Blue Lollipop Tunicate

The blue lollipop tunicate goes by many names, all of them referring to the creature’s appearance. Often called blue cauliflower corals or lollipop corals (even though they are not corals), these beautiful creatures live in colonies in the shallow waters of the Indo-Pacific region, especially around Indonesia. They prefer waters that are rich in nutrients such as planktons and bacteria, where they can satisfy their enormous appetite.

The body structure of blue lollipops is similar to the structure of other tunicates – they have thick stalks that are attached to the substrate and support the head of the tunicate. The head is actually not a homogenous part – it is composed of many small polyps called zooids. The name tunicate derives from the presence of a thick, hard and leather-like skin that looks like a tunic worn by the animal. Blue tunicates live in colonies – in many cases, as many as several thousand zooids join to form smaller or larger mounds.

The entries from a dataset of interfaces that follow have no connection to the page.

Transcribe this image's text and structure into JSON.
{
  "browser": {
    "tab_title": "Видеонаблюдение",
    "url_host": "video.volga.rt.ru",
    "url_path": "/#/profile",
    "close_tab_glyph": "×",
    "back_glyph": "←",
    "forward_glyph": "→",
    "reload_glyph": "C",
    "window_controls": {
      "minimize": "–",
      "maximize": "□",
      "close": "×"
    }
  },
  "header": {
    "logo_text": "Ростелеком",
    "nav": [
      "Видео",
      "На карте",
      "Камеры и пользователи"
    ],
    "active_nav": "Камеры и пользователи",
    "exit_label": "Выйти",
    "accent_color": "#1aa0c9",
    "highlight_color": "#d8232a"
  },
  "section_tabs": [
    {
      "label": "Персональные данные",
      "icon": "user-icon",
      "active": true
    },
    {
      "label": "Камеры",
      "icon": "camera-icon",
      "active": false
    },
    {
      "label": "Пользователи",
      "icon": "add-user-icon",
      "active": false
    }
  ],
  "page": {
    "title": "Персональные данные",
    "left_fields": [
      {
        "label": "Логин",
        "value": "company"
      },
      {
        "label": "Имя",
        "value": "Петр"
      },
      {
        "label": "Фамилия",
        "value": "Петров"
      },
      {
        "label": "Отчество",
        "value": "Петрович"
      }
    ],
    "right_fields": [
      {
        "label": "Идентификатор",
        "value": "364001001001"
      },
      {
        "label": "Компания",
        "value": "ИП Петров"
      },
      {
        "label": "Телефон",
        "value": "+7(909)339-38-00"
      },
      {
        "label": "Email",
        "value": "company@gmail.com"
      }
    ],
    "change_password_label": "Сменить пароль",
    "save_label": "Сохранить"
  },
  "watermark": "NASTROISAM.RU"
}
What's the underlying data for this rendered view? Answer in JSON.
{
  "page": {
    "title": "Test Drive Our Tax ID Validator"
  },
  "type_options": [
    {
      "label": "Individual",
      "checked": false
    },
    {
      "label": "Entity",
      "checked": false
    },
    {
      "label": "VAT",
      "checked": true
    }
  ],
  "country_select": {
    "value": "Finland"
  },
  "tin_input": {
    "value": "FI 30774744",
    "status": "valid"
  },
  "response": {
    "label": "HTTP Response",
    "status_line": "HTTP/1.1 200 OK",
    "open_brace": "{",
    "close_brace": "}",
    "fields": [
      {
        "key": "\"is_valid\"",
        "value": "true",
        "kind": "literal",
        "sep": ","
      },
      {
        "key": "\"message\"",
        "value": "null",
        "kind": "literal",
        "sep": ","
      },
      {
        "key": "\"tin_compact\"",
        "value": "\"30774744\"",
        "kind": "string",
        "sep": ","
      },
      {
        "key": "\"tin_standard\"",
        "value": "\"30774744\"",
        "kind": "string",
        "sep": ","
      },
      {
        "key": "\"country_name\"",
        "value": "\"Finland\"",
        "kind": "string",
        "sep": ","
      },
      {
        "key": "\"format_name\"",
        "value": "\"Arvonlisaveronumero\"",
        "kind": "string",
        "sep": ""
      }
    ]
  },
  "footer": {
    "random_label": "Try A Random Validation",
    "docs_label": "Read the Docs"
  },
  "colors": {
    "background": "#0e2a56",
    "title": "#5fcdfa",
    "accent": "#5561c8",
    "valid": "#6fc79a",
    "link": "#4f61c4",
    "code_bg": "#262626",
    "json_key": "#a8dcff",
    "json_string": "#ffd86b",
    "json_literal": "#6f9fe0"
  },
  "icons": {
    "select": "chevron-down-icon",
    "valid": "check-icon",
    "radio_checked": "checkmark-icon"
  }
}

These bright-blue colored critters belong to a class of tunicates called ascidians – bottom-dwelling tunicates that are firmly attached to the substrate and are unable to move. They are filter feeders, which means that they feed on the nutrients they filter out from the water column. They take in water through a tube-like organ on the upper part of the body called the oral siphon, then the water passes through the animal’s mouth and gill slits where it gets filtered by the sticky mucus inside that traps small food particles and then it is eliminated through the atrial siphon, also found on the upper body.

Blue tunicates, like most other ascidians, are hermaphrodites, meaning that each individual has both male and female reproductive organs. Individual tunicates release their reproductive fluids into the water column, where fertilization takes place. Blue tunicate larvae float freely in the water until they find a suitable spot of substrate where they can settle. In the early stages of development, the larvae resemble tiny tadpoles and they have a rod-like notochord – feature that accounts for the blue tunicate’s inclusion into the phylum of chordates. However, the cord disappears in later stages of development, after the larva has found a place to attach itself to and the adult blue lollipop tunicate has no features that would make it look anything like an animal that once had a nerve cord.

Blane Perun

Blane Perun

Diver - Photographer - Traveler

Whale in Ocean